I have not seen this approach anywhere else, and believe that I may be the first to propose or demonstrate it.

I have applied the model to the countries of EFTA, the European Union (EU), EU ‘candidate’ and ‘potential candidate’ countries,  along with Moldova, Ukraine and Belarus – the westernmost members of what the EU refer to as the ‘European Neighbourhood, East’.

The difference between the largest country (Turkey,783,000 sq. km.) and the smallest (Vatican, 0.4 sq.km.) countries is so large that the smallest will be totally invisible on a choropleth, and a proportional or a graduated symbol map of population, or an area  cartogram, would be equally ineffective.  But an equal area cartogram allows every one to be shown.

I have created a template based on these countries that can be used for mapping any data capable of being rendered as a percentage for any combination of them with minimal intervention.

Two examples of the approach:

a) Population count

The country with the largest population is Germany (82.16 million). For comparison, Germany's neighbour the Czech Republic has a population of 10.55 million (13% of the German value). The concentration of populous states in Western Europe, and the great size of the population of Turkey (78.74 million), stand out.

b) GDP per capita

Here, the denominator is provided by Liechtenstein, with an astonishing GDP of $170,000 per capita: Monaco is close behind.  It is instructive how far behind this level are the wealthiest significant countries - Switzerand (48%) and Norway (44%).  Germany has only 25% of this level, just 1% behind the UK. GDP per capita is not a perfect statistic, but it does provide a very good illustration of the versatility of the methodology.

 EuroPopThb EuroGDP   


      British citizens resident in EU / EFTA                                 British citizens resident in Germany            

British citizens abroad EU/EFTA        British citizens in Germany

British citizens in Spain     British citizens in Italy

                       British citizens resident in Spain                                                       British citizens resident in Italy


Of course, with a regular geometry, one cannot perfectly reflect all the complexities of real (especially European) borders.  One has to approximate. In the real world, Germany has nine neighbours.  On a chessboard, each interior square has eight, edge squares have five and corners have three.  So it’s impossible to reflect real geography completely accurately with squares: but with hexes, you only have a maximum of six.

You can increase your chances of matching the real world if you extract the very small countries and treat them separately. So, for example, I have set Luxembourg aside. This has allowed me to correctly populate the squares around Germany with the country's other  eight neighbours. Some countries have too many neighbours on the cartogram - Hungary has seven real neighbours and they are all there in the cartogram, but so too is the Czech Republic as a spurious neighbour.  The ‘Balkanisation’ of the former Yugoslavian space has made construction of the cartogram in south east Europe very challenging – note the non-contiguity of Romania and Bulgaria.  But the overall shape is recognisably Europe even if I have resorted to using Malta to suggest the Italian ‘leg’.  And I will probably curve Estonia-Norway round west and south towards Denmark for the next version.

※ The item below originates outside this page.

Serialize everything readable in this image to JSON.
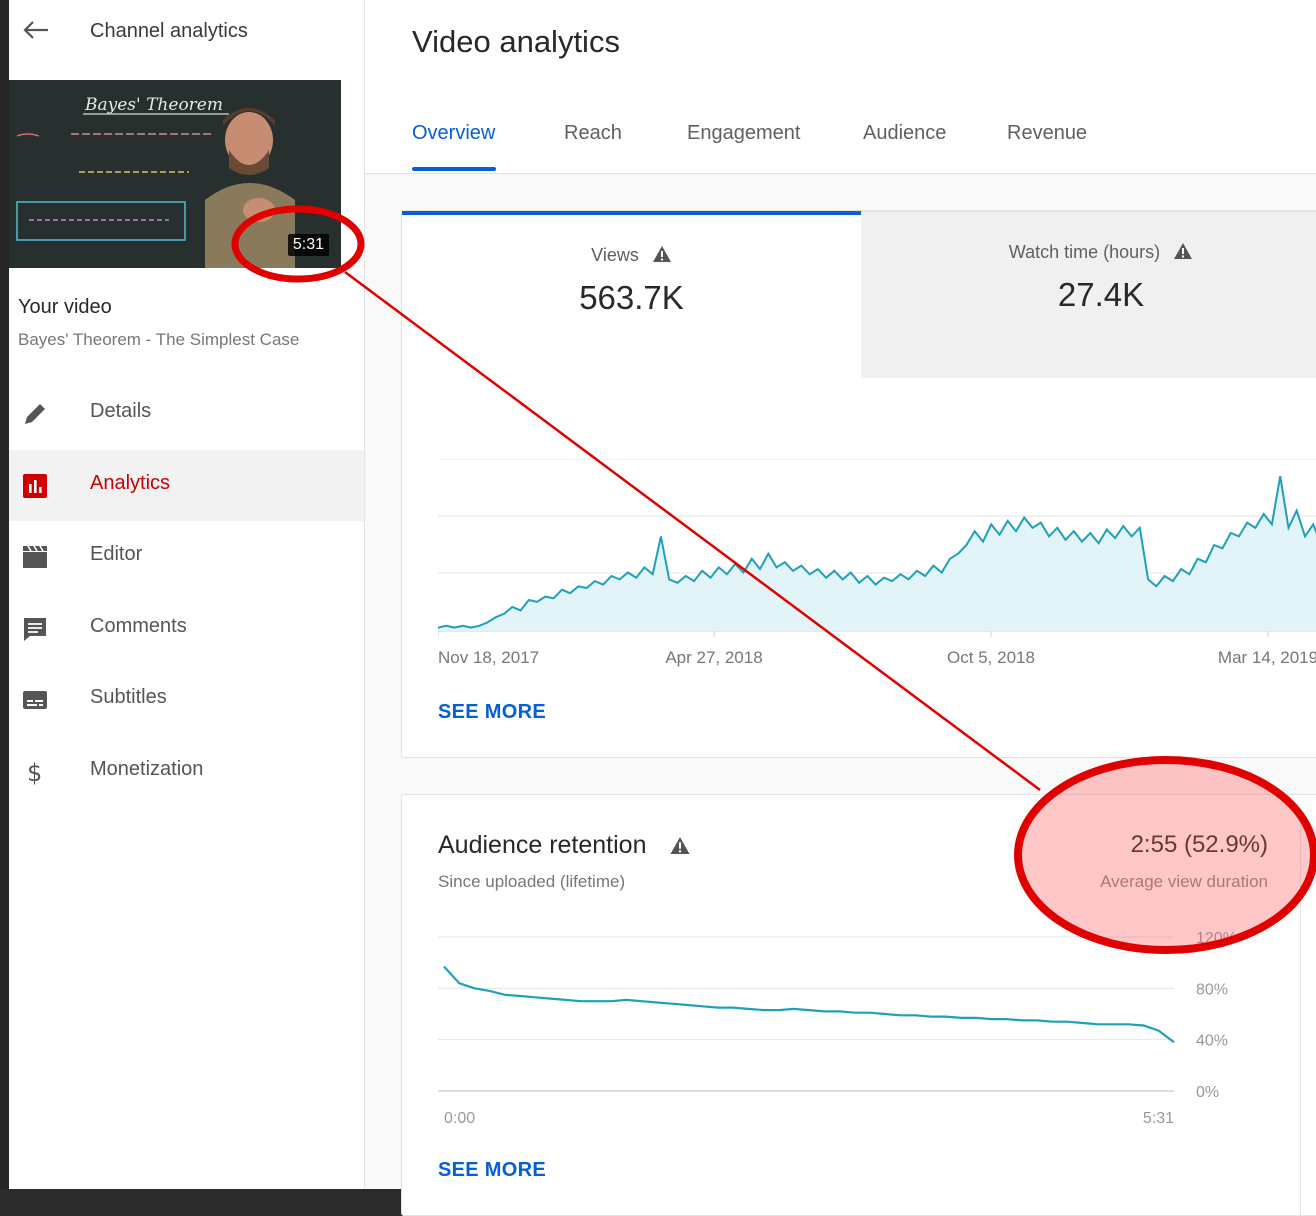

The approach may not always be suitable - where the data does not vary widely across the geography, the benefits are limited.

 Benefits of the approach

·         All countries obtain the same degree of visual impact regardless of their actual size. Even the Vatican can be represented - and seen.

·         Taking the largest value as the denominator allows for a greater variability in symbology.

·         The cartogram is less cluttered than Balogh’s, allowing for clear labelling with percentages and absolute values.

·         It has recently been shown that values on ‘square pie charts’ are easier to read than lines, circular or annular pie charts. So perception studies support the methodology.

[2] BALOGH Pál: A népfajok Magyarországon. [Szövegkötet + Térkép-mellékletei. I-XXII. Tervezte: Balogh Pál. Rajzolta: Proff Kocsárd Sándor. 1902. M. Kir. Vallás- és Közoktatásügyi Minisztérium [Hornyánszky].